Key Instructional Strategies
Instructional strategies are ideas, methods
and attitudes that you have for your classroom and for your students. Through
my experiences, I have continued to learn more methods to meet my students
needs. The students will notice not only what I teach them but how I teach
them. I must be a good and positive role model as a teacher and as a person.
The students will notice the attitudes in the classroom and from myself
and it will put an effect on how they learn.
The main goal is for students to become better learners and better communicators.
A teacher must adapt to different learning styles among the students and
encourage right and left hemisphere activities. (Orlich, 1998)
When teaching, you must repeat lessons for weeks because a child who is
deaf has to hear and see a word or a concept twice the amount of a hearing
child to use it in their own vocabulary. (Yohe, 1998)
Encourage positive beliefs about learning. (Clements, 1997)
It is important to use a variety of methods of teaching and learning and
I feel you should use technology to help expand concepts and build confidence.
Teachers should be facilitators not directors of the development of language.
(Brinton & Fujiki, 1989)
Encourage language and dialogue in every situation. (Clements & Battista,
Talk with the students not at the students. (Clements, 1997)
Always let parents know what you are teaching so that they are able to
help at home and encourage at home activities. (Yohe, 1998)
Cooperative learning improves both academic learning and social skills.

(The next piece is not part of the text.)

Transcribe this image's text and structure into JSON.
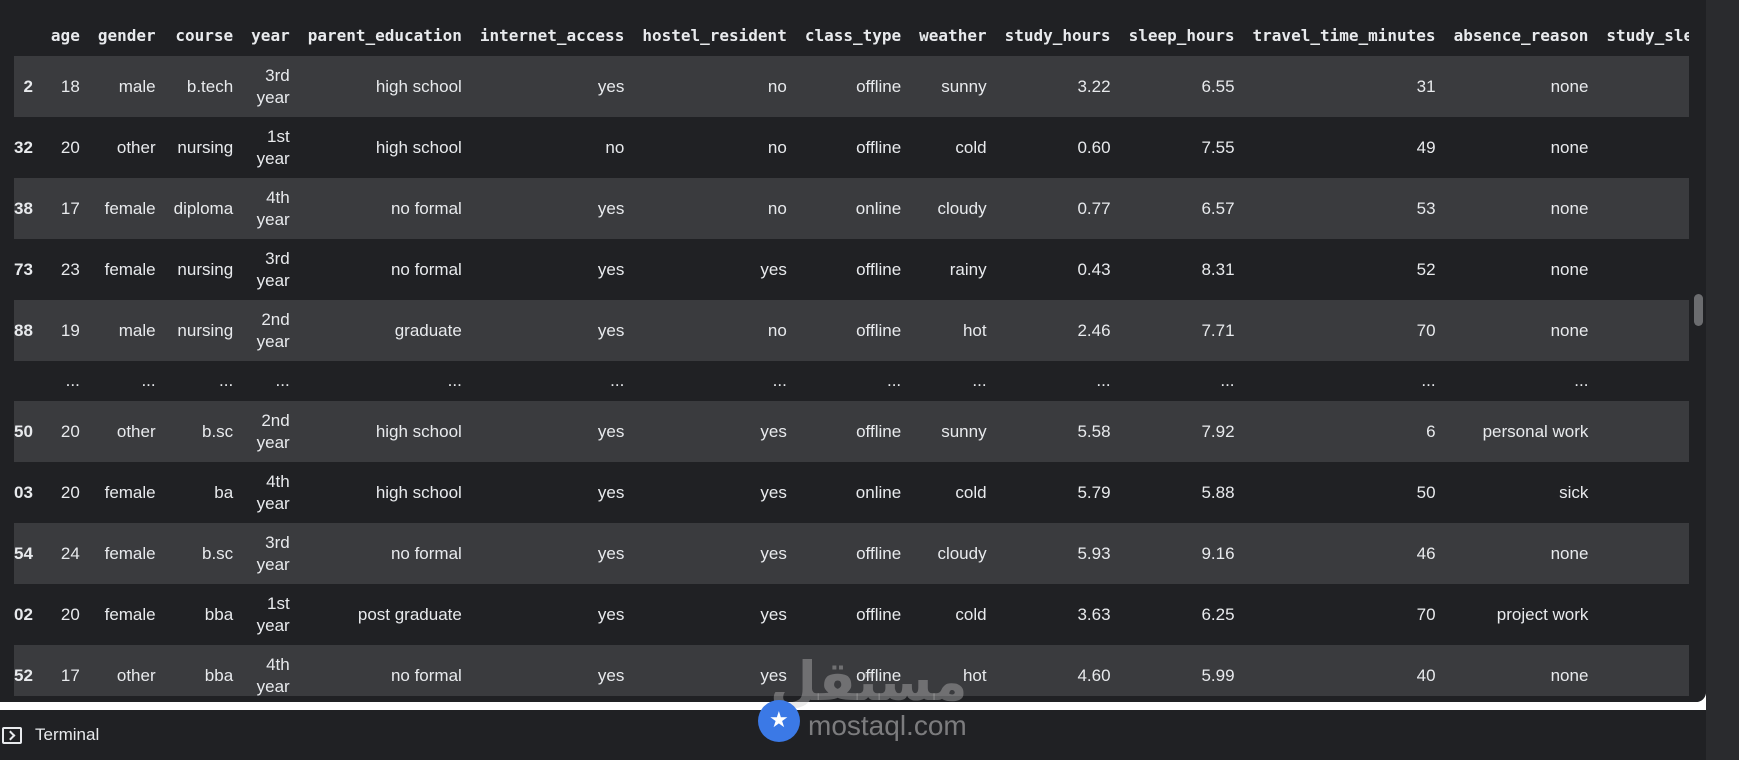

Use both tactile objects and teacher made tests and not just one method.
Teach how to learn! (Orlich & Johnson, 1998)
These instructional strategies should make
the students feel comfortable in their classroom. I will facilitate language,
communication and learning in everything. These strategies encourage cooperative
learning and a student centered environment. It is important that a teacher
also help by guiding them along whenever help is needed.